**The task**
Among the lines below, return each one that contains the word "icon".

*** Opening of Source material ***

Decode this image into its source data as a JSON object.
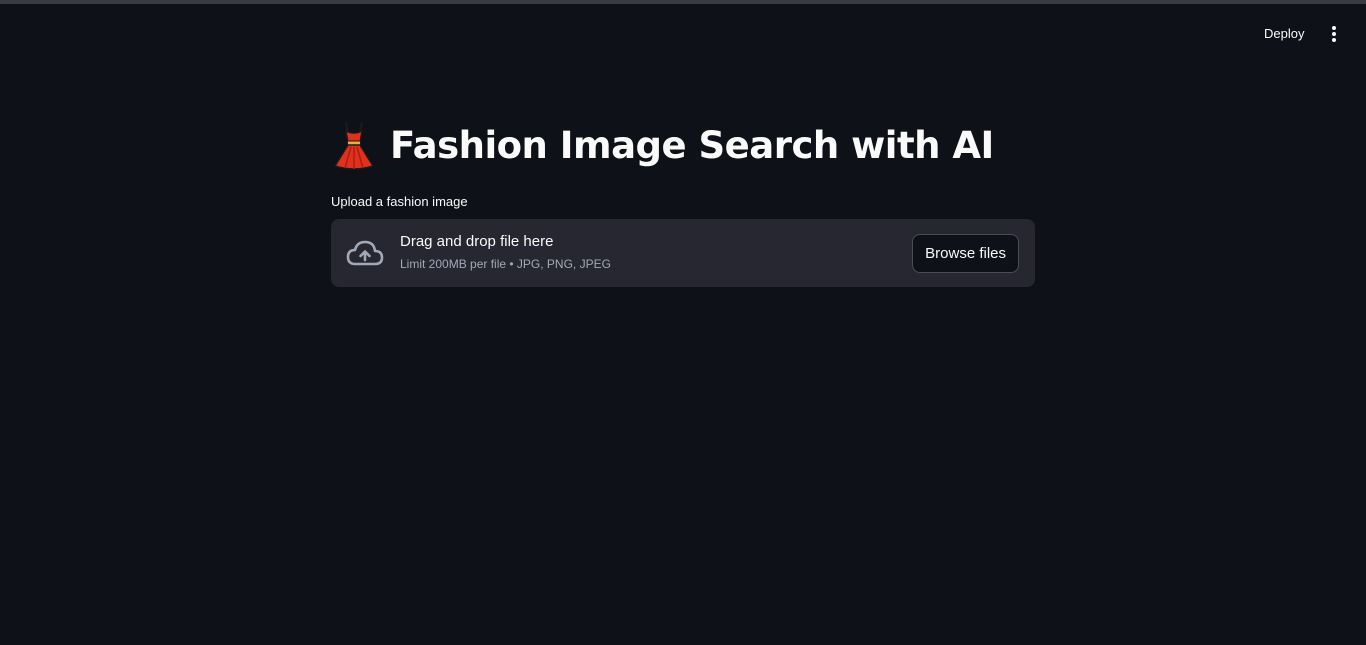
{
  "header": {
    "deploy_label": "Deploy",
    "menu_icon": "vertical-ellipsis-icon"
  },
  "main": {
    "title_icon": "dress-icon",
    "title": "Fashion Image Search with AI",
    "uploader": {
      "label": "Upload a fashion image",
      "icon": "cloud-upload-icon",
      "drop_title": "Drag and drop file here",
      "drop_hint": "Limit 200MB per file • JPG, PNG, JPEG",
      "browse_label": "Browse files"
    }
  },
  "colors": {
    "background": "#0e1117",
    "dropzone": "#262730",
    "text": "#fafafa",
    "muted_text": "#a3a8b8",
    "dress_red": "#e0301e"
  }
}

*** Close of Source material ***
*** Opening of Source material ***

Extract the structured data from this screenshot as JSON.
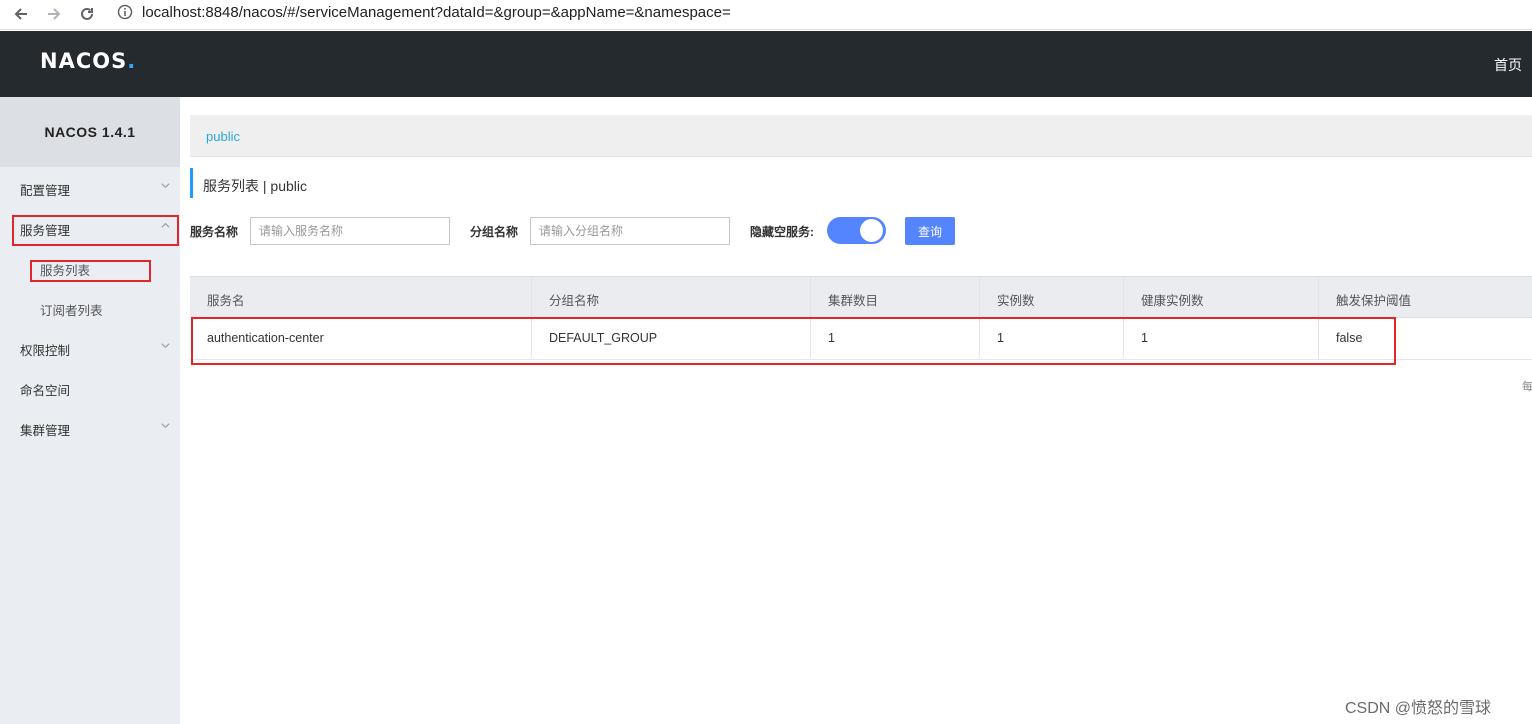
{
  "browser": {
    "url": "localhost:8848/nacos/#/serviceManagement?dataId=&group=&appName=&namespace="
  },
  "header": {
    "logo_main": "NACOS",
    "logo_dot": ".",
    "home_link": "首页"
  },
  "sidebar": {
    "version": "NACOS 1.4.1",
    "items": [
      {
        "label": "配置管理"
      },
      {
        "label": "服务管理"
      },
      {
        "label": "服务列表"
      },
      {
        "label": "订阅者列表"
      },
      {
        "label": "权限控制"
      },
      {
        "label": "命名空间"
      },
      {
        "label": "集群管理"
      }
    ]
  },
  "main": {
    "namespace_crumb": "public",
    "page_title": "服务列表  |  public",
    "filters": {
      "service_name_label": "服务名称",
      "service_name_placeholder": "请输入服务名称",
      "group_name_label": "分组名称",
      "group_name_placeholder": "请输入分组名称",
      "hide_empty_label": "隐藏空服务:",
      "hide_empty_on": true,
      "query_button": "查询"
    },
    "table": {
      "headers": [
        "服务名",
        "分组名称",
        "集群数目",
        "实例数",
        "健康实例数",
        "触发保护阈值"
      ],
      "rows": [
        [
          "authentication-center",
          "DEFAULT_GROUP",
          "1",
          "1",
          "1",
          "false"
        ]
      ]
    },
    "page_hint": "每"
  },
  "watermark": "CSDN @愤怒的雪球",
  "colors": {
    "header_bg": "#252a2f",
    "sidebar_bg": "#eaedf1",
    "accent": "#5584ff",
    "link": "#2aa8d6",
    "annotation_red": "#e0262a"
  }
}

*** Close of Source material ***

**Result for this exercise**
    "menu_icon": "vertical-ellipsis-icon"
    "title_icon": "dress-icon",
      "icon": "cloud-upload-icon",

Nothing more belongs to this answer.